Up until last August last year, I thought I simply had difficult episodes in my childhood. Other people, I know, had it worse. I had always tried to count my blessings. Then, in September, my mother snapped. At least her mind did, probably after decades of being dangerously taut and frayed. Looking back now, I can’t help admitting that my growing up years were peppered with twisted events.
Several closely spaced incidents might have led to my mother’s eventual breakdown. The year before, my grandmother died. My mother, I had mistakenly hoped, had made peace with her. My grandmother was one source of my mother’s insecurity. My mother claims that her mother, as well as her father, had favored her siblings over her.
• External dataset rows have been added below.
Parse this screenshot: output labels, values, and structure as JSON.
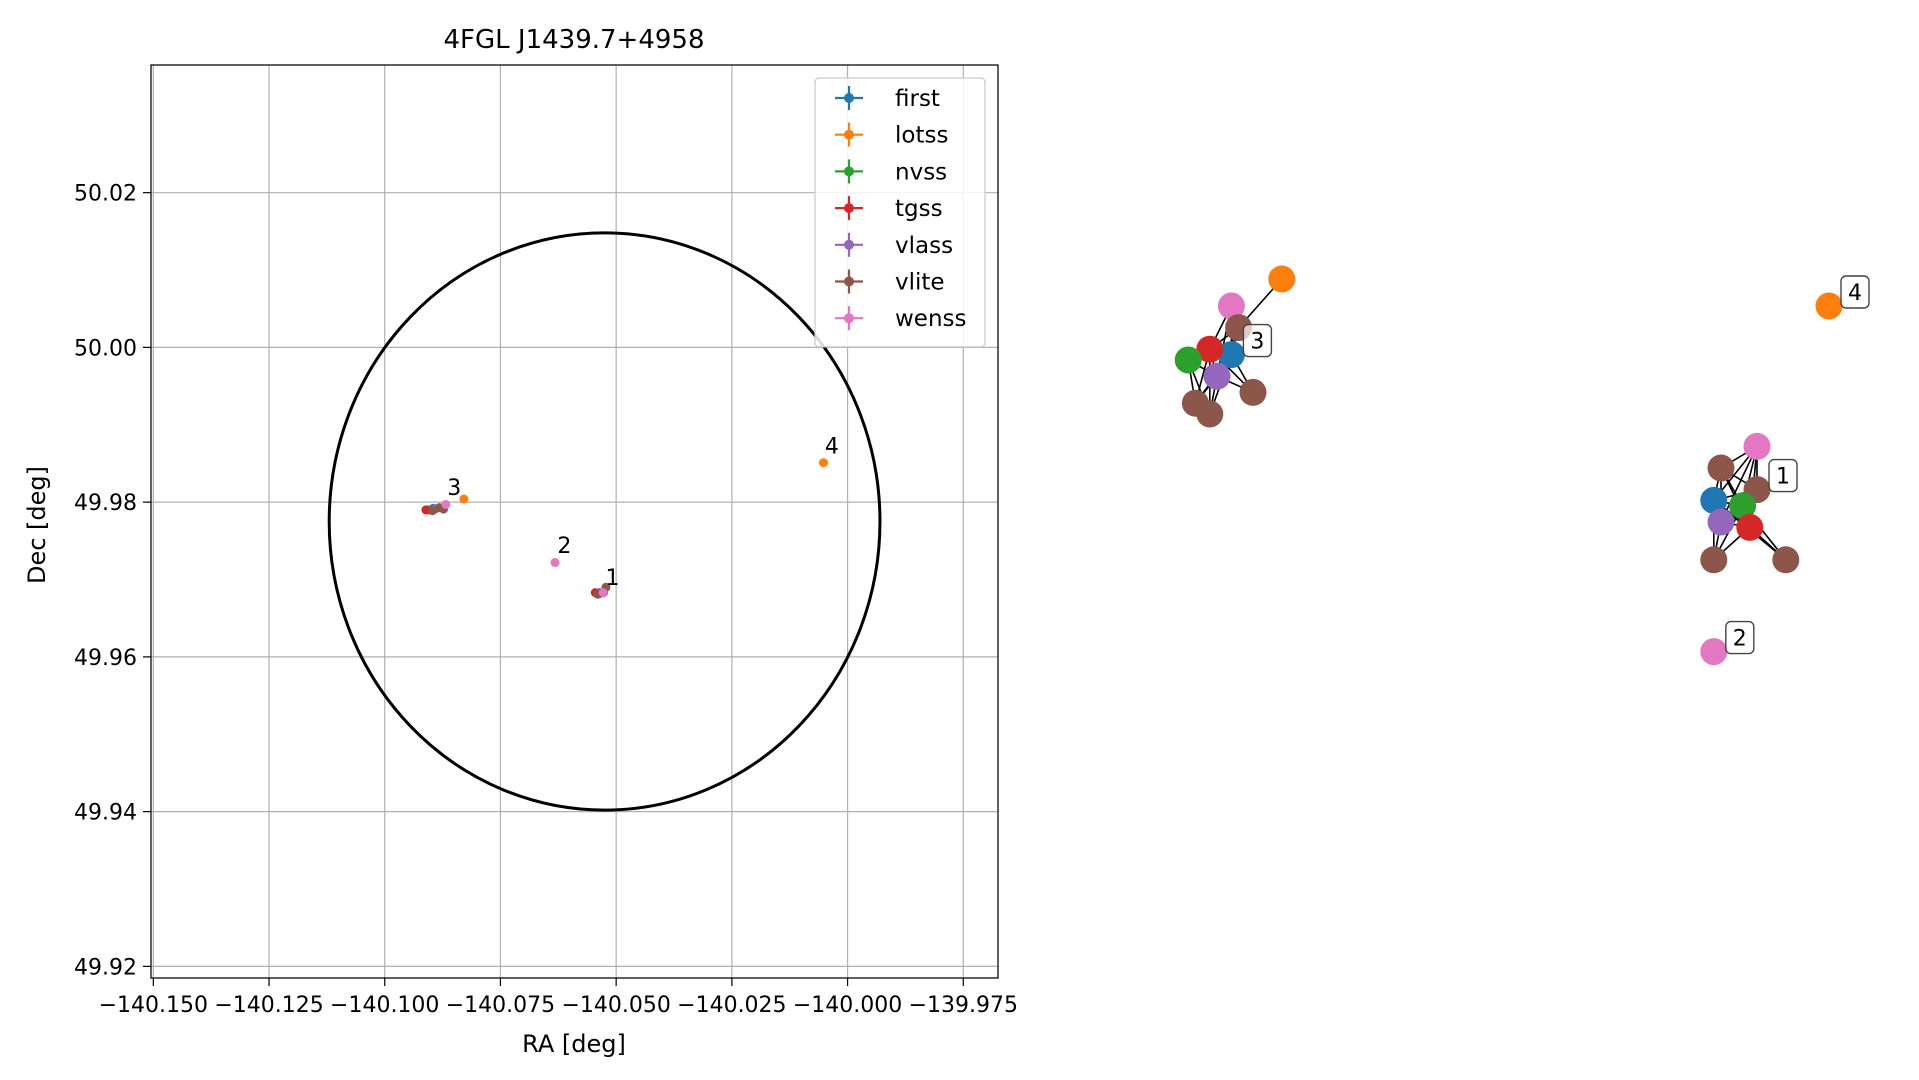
{
  "chart_data": [
    {
      "type": "scatter",
      "title": "4FGL J1439.7+4958",
      "xlabel": "RA [deg]",
      "ylabel": "Dec [deg]",
      "xlim": [
        -140.1505,
        -139.9675
      ],
      "ylim": [
        49.9185,
        50.0365
      ],
      "xticks": [
        -140.15,
        -140.125,
        -140.1,
        -140.075,
        -140.05,
        -140.025,
        -140.0,
        -139.975
      ],
      "xtick_labels": [
        "−140.150",
        "−140.125",
        "−140.100",
        "−140.075",
        "−140.050",
        "−140.025",
        "−140.000",
        "−139.975"
      ],
      "yticks": [
        49.92,
        49.94,
        49.96,
        49.98,
        50.0,
        50.02
      ],
      "ytick_labels": [
        "49.92",
        "49.94",
        "49.96",
        "49.98",
        "50.00",
        "50.02"
      ],
      "grid": true,
      "legend": "top-right",
      "circle": {
        "ra": -140.0525,
        "dec": 49.9775,
        "r_ra": 0.0595,
        "r_dec": 0.0373
      },
      "series": [
        {
          "name": "first",
          "color": "#1f77b4",
          "x": [
            -140.0535,
            -140.0895
          ],
          "y": [
            49.9683,
            49.9792
          ]
        },
        {
          "name": "lotss",
          "color": "#ff7f0e",
          "x": [
            -140.0829,
            -140.0052
          ],
          "y": [
            49.9804,
            49.9851
          ]
        },
        {
          "name": "nvss",
          "color": "#2ca02c",
          "x": [
            -140.0527,
            -140.0906
          ],
          "y": [
            49.9683,
            49.979
          ]
        },
        {
          "name": "tgss",
          "color": "#d62728",
          "x": [
            -140.0545,
            -140.0911
          ],
          "y": [
            49.9683,
            49.979
          ]
        },
        {
          "name": "vlass",
          "color": "#9467bd",
          "x": [
            -140.0534,
            -140.0891
          ],
          "y": [
            49.9682,
            49.9791
          ]
        },
        {
          "name": "vlite",
          "color": "#8c564b",
          "x": [
            -140.0522,
            -140.054,
            -140.0897,
            -140.0882,
            -140.0873
          ],
          "y": [
            49.969,
            49.9681,
            49.9789,
            49.9793,
            49.9791
          ]
        },
        {
          "name": "wenss",
          "color": "#e377c2",
          "x": [
            -140.0528,
            -140.0632,
            -140.0868
          ],
          "y": [
            49.9683,
            49.9722,
            49.9797
          ]
        }
      ],
      "annotations": [
        {
          "text": "1",
          "x": -140.0523,
          "y": 49.9693
        },
        {
          "text": "2",
          "x": -140.0627,
          "y": 49.9734
        },
        {
          "text": "3",
          "x": -140.0865,
          "y": 49.9809
        },
        {
          "text": "4",
          "x": -140.0049,
          "y": 49.9863
        }
      ]
    },
    {
      "type": "network",
      "edge_color": "#000000",
      "node_labels": [
        "1",
        "2",
        "3",
        "4"
      ],
      "nodes": [
        {
          "id": "g3-wenss",
          "color": "#e377c2",
          "x": 0.12,
          "y": 0.85
        },
        {
          "id": "g3-lotss",
          "color": "#ff7f0e",
          "x": 0.19,
          "y": 0.9
        },
        {
          "id": "g3-vlite1",
          "color": "#8c564b",
          "x": 0.13,
          "y": 0.81
        },
        {
          "id": "g3-first",
          "color": "#1f77b4",
          "x": 0.12,
          "y": 0.76
        },
        {
          "id": "g3-tgss",
          "color": "#d62728",
          "x": 0.09,
          "y": 0.77
        },
        {
          "id": "g3-nvss",
          "color": "#2ca02c",
          "x": 0.06,
          "y": 0.75
        },
        {
          "id": "g3-vlass",
          "color": "#9467bd",
          "x": 0.1,
          "y": 0.72
        },
        {
          "id": "g3-vlite2",
          "color": "#8c564b",
          "x": 0.15,
          "y": 0.69
        },
        {
          "id": "g3-vlite3",
          "color": "#8c564b",
          "x": 0.07,
          "y": 0.67
        },
        {
          "id": "g3-vlite4",
          "color": "#8c564b",
          "x": 0.09,
          "y": 0.65
        },
        {
          "id": "g4-lotss",
          "color": "#ff7f0e",
          "x": 0.95,
          "y": 0.85
        },
        {
          "id": "g1-wenss",
          "color": "#e377c2",
          "x": 0.85,
          "y": 0.59
        },
        {
          "id": "g1-vlite1",
          "color": "#8c564b",
          "x": 0.8,
          "y": 0.55
        },
        {
          "id": "g1-vlite2",
          "color": "#8c564b",
          "x": 0.85,
          "y": 0.51
        },
        {
          "id": "g1-first",
          "color": "#1f77b4",
          "x": 0.79,
          "y": 0.49
        },
        {
          "id": "g1-nvss",
          "color": "#2ca02c",
          "x": 0.83,
          "y": 0.48
        },
        {
          "id": "g1-vlass",
          "color": "#9467bd",
          "x": 0.8,
          "y": 0.45
        },
        {
          "id": "g1-tgss",
          "color": "#d62728",
          "x": 0.84,
          "y": 0.44
        },
        {
          "id": "g1-vlite3",
          "color": "#8c564b",
          "x": 0.79,
          "y": 0.38
        },
        {
          "id": "g1-vlite4",
          "color": "#8c564b",
          "x": 0.89,
          "y": 0.38
        },
        {
          "id": "g2-wenss",
          "color": "#e377c2",
          "x": 0.79,
          "y": 0.21
        }
      ],
      "edges": [
        [
          "g3-wenss",
          "g3-vlite1"
        ],
        [
          "g3-wenss",
          "g3-first"
        ],
        [
          "g3-wenss",
          "g3-tgss"
        ],
        [
          "g3-wenss",
          "g3-vlass"
        ],
        [
          "g3-lotss",
          "g3-vlite1"
        ],
        [
          "g3-vlite1",
          "g3-first"
        ],
        [
          "g3-vlite1",
          "g3-tgss"
        ],
        [
          "g3-vlite1",
          "g3-vlass"
        ],
        [
          "g3-first",
          "g3-tgss"
        ],
        [
          "g3-first",
          "g3-nvss"
        ],
        [
          "g3-first",
          "g3-vlass"
        ],
        [
          "g3-first",
          "g3-vlite2"
        ],
        [
          "g3-first",
          "g3-vlite3"
        ],
        [
          "g3-first",
          "g3-vlite4"
        ],
        [
          "g3-tgss",
          "g3-nvss"
        ],
        [
          "g3-tgss",
          "g3-vlass"
        ],
        [
          "g3-tgss",
          "g3-vlite2"
        ],
        [
          "g3-tgss",
          "g3-vlite3"
        ],
        [
          "g3-tgss",
          "g3-vlite4"
        ],
        [
          "g3-nvss",
          "g3-vlass"
        ],
        [
          "g3-nvss",
          "g3-vlite3"
        ],
        [
          "g3-nvss",
          "g3-vlite4"
        ],
        [
          "g3-vlass",
          "g3-vlite2"
        ],
        [
          "g3-vlass",
          "g3-vlite3"
        ],
        [
          "g3-vlass",
          "g3-vlite4"
        ],
        [
          "g1-wenss",
          "g1-vlite1"
        ],
        [
          "g1-wenss",
          "g1-vlite2"
        ],
        [
          "g1-wenss",
          "g1-nvss"
        ],
        [
          "g1-wenss",
          "g1-tgss"
        ],
        [
          "g1-wenss",
          "g1-vlass"
        ],
        [
          "g1-wenss",
          "g1-first"
        ],
        [
          "g1-vlite1",
          "g1-vlite2"
        ],
        [
          "g1-vlite1",
          "g1-first"
        ],
        [
          "g1-vlite1",
          "g1-nvss"
        ],
        [
          "g1-vlite1",
          "g1-vlass"
        ],
        [
          "g1-vlite1",
          "g1-tgss"
        ],
        [
          "g1-vlite2",
          "g1-first"
        ],
        [
          "g1-vlite2",
          "g1-nvss"
        ],
        [
          "g1-vlite2",
          "g1-vlass"
        ],
        [
          "g1-vlite2",
          "g1-tgss"
        ],
        [
          "g1-first",
          "g1-nvss"
        ],
        [
          "g1-first",
          "g1-vlass"
        ],
        [
          "g1-first",
          "g1-tgss"
        ],
        [
          "g1-first",
          "g1-vlite3"
        ],
        [
          "g1-first",
          "g1-vlite4"
        ],
        [
          "g1-nvss",
          "g1-vlass"
        ],
        [
          "g1-nvss",
          "g1-tgss"
        ],
        [
          "g1-nvss",
          "g1-vlite3"
        ],
        [
          "g1-nvss",
          "g1-vlite4"
        ],
        [
          "g1-vlass",
          "g1-tgss"
        ],
        [
          "g1-vlass",
          "g1-vlite3"
        ],
        [
          "g1-tgss",
          "g1-vlite3"
        ],
        [
          "g1-tgss",
          "g1-vlite4"
        ]
      ],
      "labels": [
        {
          "text": "1",
          "node": "g1-vlite2"
        },
        {
          "text": "2",
          "node": "g2-wenss"
        },
        {
          "text": "3",
          "node": "g3-first"
        },
        {
          "text": "4",
          "node": "g4-lotss"
        }
      ]
    }
  ]
}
She, their firstborn, grew up under the care of her maternal grandparents; thus, she believed that she was unloved by her parents. My aunt recently told me that my mother once chased her with a pair of scissors after seeing the fabric for her graduation dress that my grandmother gave my mother. She hissed to my aunt, “If it’s for you, it’s always beautiful. If it’s for me, it looks like that!”
A few months after my grandmother was buried, my father died. Aside from the failure of his health, my father, I strongly suspect, died a psychologically broken man. My parents’ marriage was neither a happy nor a loving one. I had never seen them exchanging friendly banters, sweet glances, much less shared affectionate gestures. My mother had always deflected any hugs from my father, even with us kids around. All I can remember are the arguments and the fighting that highlighted their insipid, sometimes hostile, co-existence under the same roof.
The big chunk of it all, my mother’s high school sweetheart, with whom she was able to renew friendship a few months after my father died, darted out of her life again following a short-term reunion. He is still very much married and, I supposed, he didn’t welcome my mother’s advances. My mother believed that he was still carrying a torch for her after she chose to marry my father. This she believes until now. I don’t know what her reasons were for accepting my father’s marriage proposal but I believe that one shouldn’t blame other people for the choices that one makes in life. My mother claimed my grandfather preferred that she married my father.
While she was in her teens or even before that, my mother may have already been festering with hatred, envy, and insecurity when she couldn’t move past her parents’ entrusting her to her grandparents. Psychologists and psychiatrists were unheard of then, and mental instability or illness was only for “other people.” My mother’s state had remained unchecked.
Over the years, I remember my mother being in her dark moods, usually over issues of jealousy over my father. The atmosphere at home would literally be charged with negative energy that one could almost feel it, like pin pricks, on one’s skin. She would rage over the simplest lapses of those around her. My siblings and I would then stay in our rooms, get comfort from books or from the silence inside the four walls that buffered us from the turmoil outside. She must have been so wrapped up in her own battles that I can’t remember her taking the time to be motherly to her children.
And the biggest profanity of it all was such a warped and shameful notion. As we, her daughters started to grow up, she would suspect our father of giving questionable attention to and harboring dubious interests towards us. One by one, as we became teenagers, we started to drift away from our father fearing our mother’s ire. I have belatedly found this out. I thought I was the only one, but I also heard the same accounts and sentiments from my sisters and from my aunt.
My great heartache and realization after my father died is that my father was robbed of what could have been happy times with his children. These could have been his only consolation in a loveless marriage.
My mother has slowly recovered physically from her breakdown after she was hospitalized and treated by doctors. However, she is regularly taking medications for her mental condition, probably for life.
All she writes or talks about is her old boyfriend who doesn’t even give her the time of the day now. She doesn’t reminisce about my father and mentions him only grudgingly in the autobiography that she is writing. It’s mostly about the one that got away.
At times, I cry for myself and for my sisters whose childhoods were tainted with my mother’s twisted ways. More than that, my heart bleeds for my father who died not only with a broken body but also with a broken heart.
I pray I could forgive my mother, for she may not have been equipped to fight her demons. I want to forgive her, because I don’t want to live my life as she has lived hers.